On August 26th our nation pauses to acknowledge the day in 1920 when the 19th Amendment to our country’s Constitution, giving women the right to vote, became law in the United States. The struggle to secure the right to vote for women in America began in in the late 1800s when groups of women called “suffragists” demanded that women should have the same rights as men.

In 1848, large numbers of women convened at the very first women’s rights convention in Seneca Falls, New York. Male activists such as Frederick Douglass, the black abolitionist, were present and urged the women to protest and fight for their rights.

One of the organizations that emerged from the Seneca Falls Convention was the National American Woman Suffrage Association. Under the leadership of Susan B. Anthony, it organized marches and protest demonstrations throughout the country. Its leaders took their cause all the way to the United States Supreme Court which refused in 1875 to rule that women had a constitutional right to vote.

In the early 1900’s groups of women joined picket lines at the White House, and even went to prison after they were charged with breaking the law by voting, although they were barred from doing so. In prison some women went on hunger strikes and continued to support the national women’s group formed after the Seneca Falls convention, which by then had formed chapters in numerous states across the country.

In addition to voting rights, women also fought for equal treatment in divorce settlements, disputes over property and wages. Women’s groups continued to pressure federal and state officials for equality. At the time, the only female member of the Congress was Representative Jeanette Rankin from Montana.

Public opinion began to support the efforts of women to secure equal rights. The 19th amendment was introduced in Congress in 1918. Two years later it was ratified by the states. It reads, “The right of citizens of the United States to vote shall not be denied or abridged by the United States or by any state on account of sex.”

The ratification of the 19th amendment brought radical changes in American politics. Women became actively engaged in elections after years of civil disobedience, protest marches and political involvement. Slowly, the number of women elected to political office began to climb. This would not have occurred but for the passage of the 19th amendment.

I am certain that the women who began the fight for equal rights more than one hundred years ago would be delighted that in today’s Congress there are 84 women in the House, and 20 in the Senate. They would also be pleased to see that women serve in the some of the most important positions in our federal government and in our states, and that there have been a number of women who have run for the presidency.

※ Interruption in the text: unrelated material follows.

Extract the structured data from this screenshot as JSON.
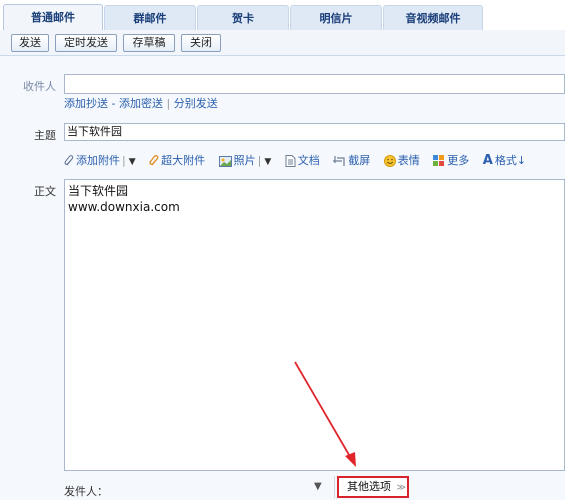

I believe that the passage of the 19th amendment has led to great progress in our country. It enabled a class of people that had been excluded from the voting process to exercise the right to vote, one of the most basic and fundamental rights that we have as Americans.

I will continue to fight for the rights of all women in our country because many have yet to experience the full benefits of the American dream.